Independence is considered a special treasure for citizens of the United States, and Independence Day is considered the nation’s most important civic holiday. Americans celebrate it in different ways with family and friends, at parades, fireworks and picnics. July 4th is a day which unites all faiths, races and origins in a colorful tapestry. We, or our ancestors, immigrated here from far-off countries to realize new dreams inspired by the leading light of the famous bronze sculpture of the goddess of liberty—Lady Liberty.
When I left Nazi- and communist-poisoned Hungary after the October Revolution to immigrate to the United States I did not have any knowledge of Pilgrims or “Founding Fathers” but when I saw the Statue of Liberty from the airplane window I began to cry.

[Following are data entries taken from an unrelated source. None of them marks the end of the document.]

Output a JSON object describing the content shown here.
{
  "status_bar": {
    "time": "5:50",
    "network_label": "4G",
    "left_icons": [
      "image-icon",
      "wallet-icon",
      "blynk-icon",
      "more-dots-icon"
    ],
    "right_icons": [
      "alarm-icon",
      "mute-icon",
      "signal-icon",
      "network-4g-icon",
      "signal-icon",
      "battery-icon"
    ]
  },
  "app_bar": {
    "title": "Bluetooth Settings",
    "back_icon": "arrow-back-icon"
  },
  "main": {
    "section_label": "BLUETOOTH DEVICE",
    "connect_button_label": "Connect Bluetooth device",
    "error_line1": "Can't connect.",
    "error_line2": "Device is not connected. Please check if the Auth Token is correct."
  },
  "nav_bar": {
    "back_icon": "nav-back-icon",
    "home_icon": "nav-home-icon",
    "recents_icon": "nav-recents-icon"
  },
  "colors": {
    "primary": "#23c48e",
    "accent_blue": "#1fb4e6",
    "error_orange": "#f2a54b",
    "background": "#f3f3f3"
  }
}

That window view, and later Emma Lazarus’s words engraved on the foundation of the Statue of Liberty, moved me in powerful ways.

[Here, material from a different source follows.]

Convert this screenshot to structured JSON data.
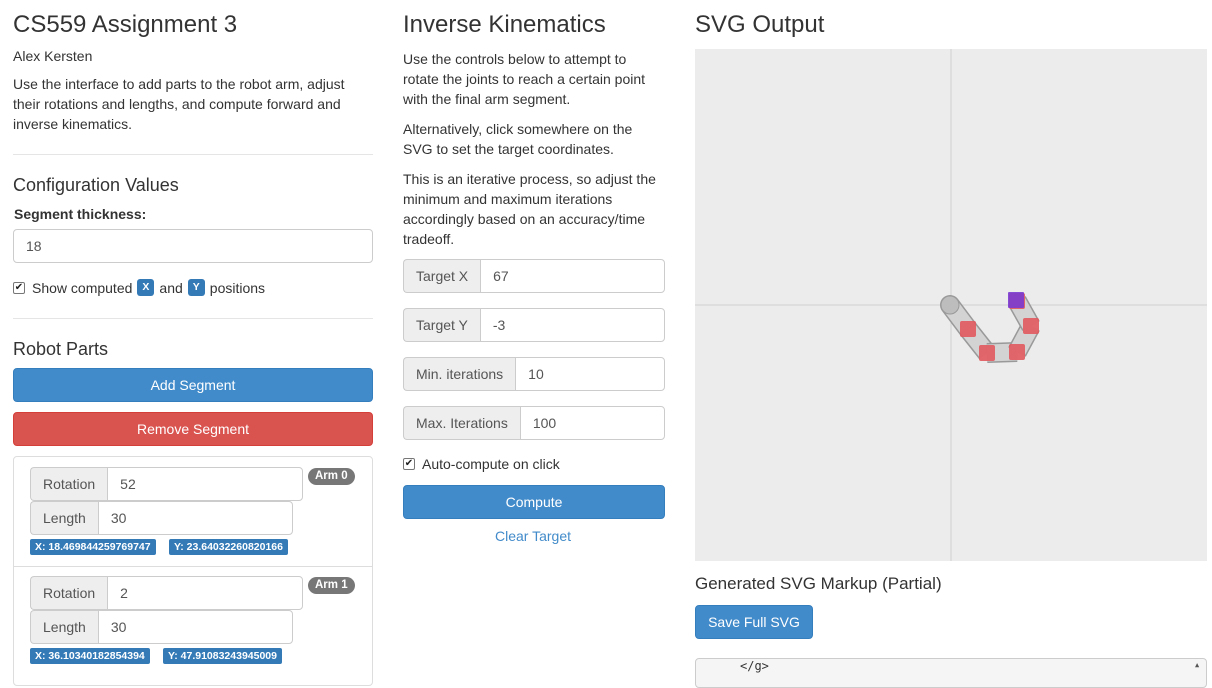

“Give me your tired, your poor,
Your huddled masses yearning to breathe free,
The wretched refuse of your teeming shore.
Send these, the homeless, tempest-tossed to me,

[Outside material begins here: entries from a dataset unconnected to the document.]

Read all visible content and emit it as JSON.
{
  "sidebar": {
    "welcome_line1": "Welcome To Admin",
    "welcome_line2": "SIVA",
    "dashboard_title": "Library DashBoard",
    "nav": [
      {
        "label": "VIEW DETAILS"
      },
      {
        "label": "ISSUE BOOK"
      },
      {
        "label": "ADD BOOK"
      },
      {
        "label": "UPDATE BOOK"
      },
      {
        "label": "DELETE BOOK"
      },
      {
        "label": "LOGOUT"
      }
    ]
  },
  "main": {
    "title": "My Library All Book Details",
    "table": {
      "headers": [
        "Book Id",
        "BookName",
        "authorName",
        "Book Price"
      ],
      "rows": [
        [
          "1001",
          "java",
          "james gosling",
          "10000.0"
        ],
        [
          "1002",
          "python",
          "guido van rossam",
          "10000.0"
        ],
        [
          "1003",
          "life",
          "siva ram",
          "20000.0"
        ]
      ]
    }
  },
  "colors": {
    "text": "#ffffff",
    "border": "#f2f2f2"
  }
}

I lift my lamp beside the golden door!”
The poem was intended by its creator to be a monument to the spirit of revolution shared by France and America. “Liberty Enlightening the World” was the original name of the statue. She represents the Roman goddess Libertas and carries a table of law engraved with the date July 4, 1776. A broken chain lies at her feet, while the torch represents the truth of the Enlightenment, in particular, the legal and political writings which inspired both the American and the French revolutions.
In 1883 Emma Lazarus interpreted the torch as a “lamp,” which lights the path of “exiles” from political oppression. The statue signifies a welcome to the poor and homeless who can expect no social or political future. It is a welcoming sight after crossing the stormy Atlantic, but, perhaps more importantly, it is often a sign of peace after the political storms which have made refugees homeless. It is not easy for people to leave their place of birth, even if they were betrayed there and constantly danced on the edge of the grave. Here, refugees were, and are, helped to start a new life and forget the past. They come with nothing but the overwhelming desire to work hard to attain their dreams.
Tom Sbarra, a retired cardiologist and a Neighborhood Falmouth volunteer and board member, is a case in point. His grandparents were from Italy and eastern Europe who came to the United States between 1890 and 1910. From Ellis Island the Slovak side of his family found their way to the coalfields of Eastern Pennsylvania. There they raised six children and made sure all had a good future. His Italian grandfather, a baker, established a successful pastry shop in Brooklyn. When the Depression struck, Tom’s father had to leave school in the 8th grade. He worked hard and was able to move his family from the city tenements to a modest home on Long Island, where the school system was better for his two sons. The family thrived.
Local attorney and Neighborhood Falmouth volunteer and board member Martha Gavenas also has an immigration story. Both of her grandparents immigrated from Hungary, while her husband Emil’s grandfather came from Lithuania and later became a teacher.
“My husband’s father came from Lithuania when he was 16, just before World War II. He ended up fighting for his new country before he could even speak English,” remembered Martha. “Independence Day means family to me because of the special relationship my predecessors had with America. My grandparents, on both sides, came to the United States from Hungary. I am still in awe of their bravery and courage. They were peasant farm workers and they risked everything to come to an unknown country of hope and promise. They loved America for the freedom and opportunity it offered. They also loved their Hungarian heritage and were able to continue its customs and traditions for their children without government restrictions. Their journey is what America is about.”
Oliver (Ollie) Zafiriou is an emeritus scientist from Woods Hole and a volunteer for Neighborhood Falmouth. Christos, his Greek father, lived in Turkey. As a young man in about 1911, Christos was in a cafe in Yemen when the local (Greek) postmaster saw him and said Christos would receive a letter the next day that he didn’t want. It was a draft notice for the Turkish army, a probable death sentence for Greeks. That night he left for the coast, where he took a boat to French Djibouti and somehow appeared at Ellis Island in 1913. In 1940 he married Ollie’s mother and sadly died on his son’s 9th birthday.
My dreams were also fulfilled. I was teaching retired professionals looking for second careers as writers when I shared my European experience with the class. I reminded these younger generations how lucky they are to live in this country. With their encouragement I am working on the final section of my memoirs titled, “My Life in America.” I am also proud to be a member of and volunteer for Neighborhood Falmouth.